TASK DESCRIPTION –
Go through the entries and count the lines with the string "Smartflow" in them. Give only that number.

EXTRACTED INFORMATION –
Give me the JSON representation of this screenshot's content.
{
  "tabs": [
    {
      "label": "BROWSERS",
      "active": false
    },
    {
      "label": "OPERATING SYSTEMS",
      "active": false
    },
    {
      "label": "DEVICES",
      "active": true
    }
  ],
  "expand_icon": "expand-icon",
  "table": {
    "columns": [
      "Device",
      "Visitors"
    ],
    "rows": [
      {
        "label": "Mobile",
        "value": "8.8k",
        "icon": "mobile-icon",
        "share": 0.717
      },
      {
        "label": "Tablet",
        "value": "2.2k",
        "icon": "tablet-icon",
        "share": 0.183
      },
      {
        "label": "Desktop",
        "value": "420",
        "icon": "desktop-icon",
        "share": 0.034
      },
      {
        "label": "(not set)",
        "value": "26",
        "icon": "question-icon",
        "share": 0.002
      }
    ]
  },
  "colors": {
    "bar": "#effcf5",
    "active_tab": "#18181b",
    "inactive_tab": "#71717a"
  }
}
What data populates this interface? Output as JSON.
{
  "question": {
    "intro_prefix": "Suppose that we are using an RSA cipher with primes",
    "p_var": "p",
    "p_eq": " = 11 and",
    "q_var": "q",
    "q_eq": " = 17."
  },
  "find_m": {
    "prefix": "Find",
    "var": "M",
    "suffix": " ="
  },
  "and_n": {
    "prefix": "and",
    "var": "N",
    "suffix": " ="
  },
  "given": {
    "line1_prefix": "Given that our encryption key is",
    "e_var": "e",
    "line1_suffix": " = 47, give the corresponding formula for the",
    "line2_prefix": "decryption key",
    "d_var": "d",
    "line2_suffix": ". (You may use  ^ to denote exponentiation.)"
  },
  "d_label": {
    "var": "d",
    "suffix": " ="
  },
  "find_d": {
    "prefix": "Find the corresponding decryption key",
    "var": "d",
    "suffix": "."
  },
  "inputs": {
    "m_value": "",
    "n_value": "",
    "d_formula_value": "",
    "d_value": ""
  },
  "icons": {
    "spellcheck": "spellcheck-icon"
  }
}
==
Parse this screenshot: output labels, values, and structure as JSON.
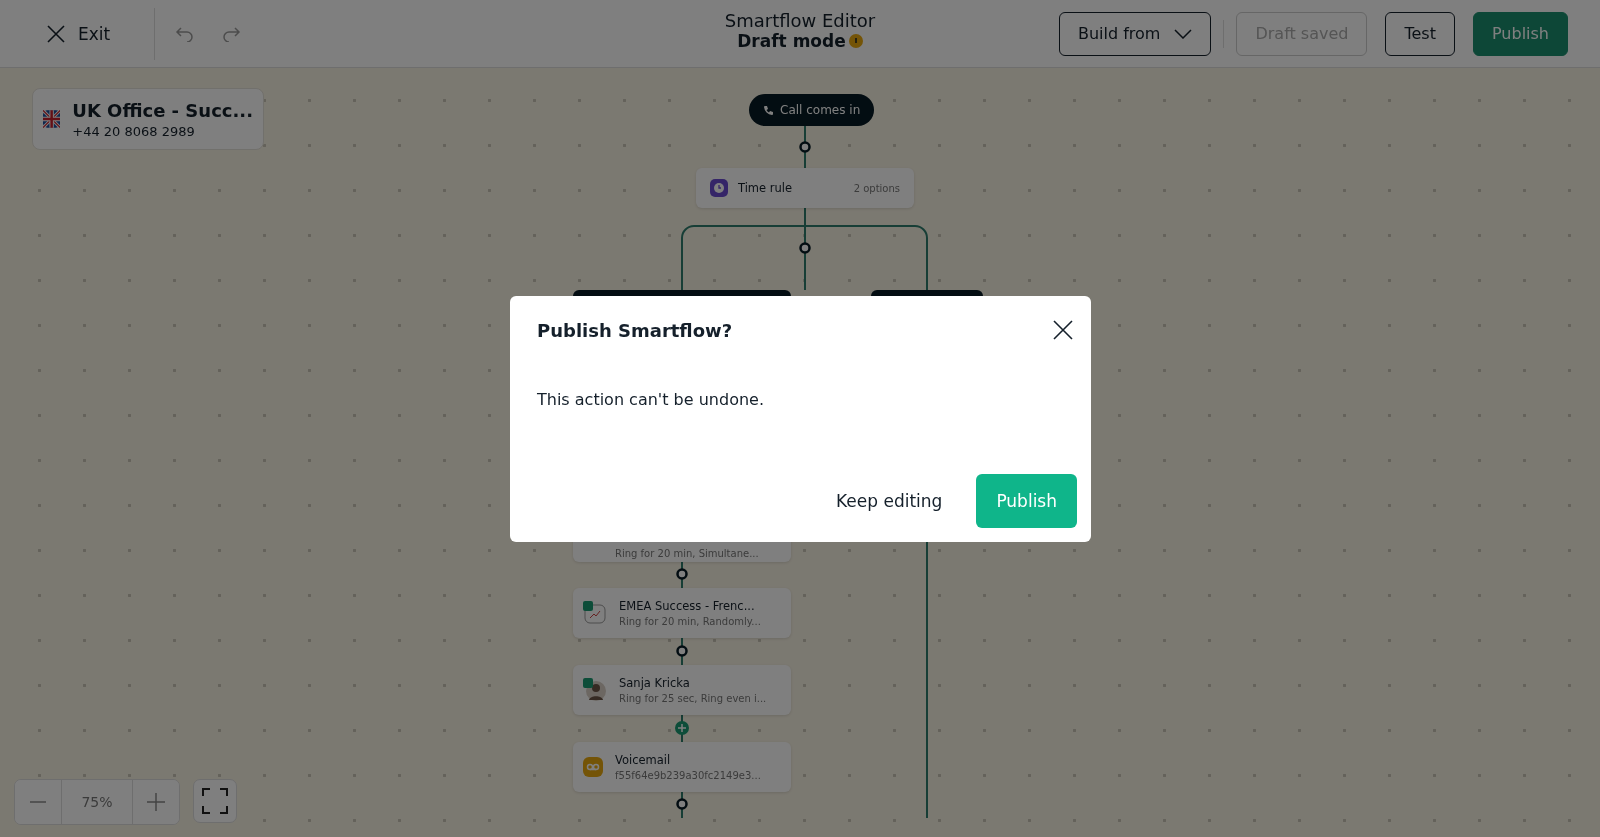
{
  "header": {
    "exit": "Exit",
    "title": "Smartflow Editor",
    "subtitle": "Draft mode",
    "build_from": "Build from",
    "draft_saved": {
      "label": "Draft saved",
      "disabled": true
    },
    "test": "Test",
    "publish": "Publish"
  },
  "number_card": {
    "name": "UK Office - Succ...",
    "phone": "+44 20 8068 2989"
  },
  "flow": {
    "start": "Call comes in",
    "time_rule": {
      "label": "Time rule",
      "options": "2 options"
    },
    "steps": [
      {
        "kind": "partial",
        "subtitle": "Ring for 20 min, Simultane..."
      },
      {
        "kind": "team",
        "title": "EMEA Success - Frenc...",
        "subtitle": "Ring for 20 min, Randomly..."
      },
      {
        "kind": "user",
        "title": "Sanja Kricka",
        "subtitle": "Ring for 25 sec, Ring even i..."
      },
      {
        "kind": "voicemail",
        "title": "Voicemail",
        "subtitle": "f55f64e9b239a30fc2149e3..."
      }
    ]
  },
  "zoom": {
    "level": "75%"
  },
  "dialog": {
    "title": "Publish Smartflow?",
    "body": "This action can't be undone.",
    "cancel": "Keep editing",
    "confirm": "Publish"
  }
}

EXERCISE OUTPUT –
2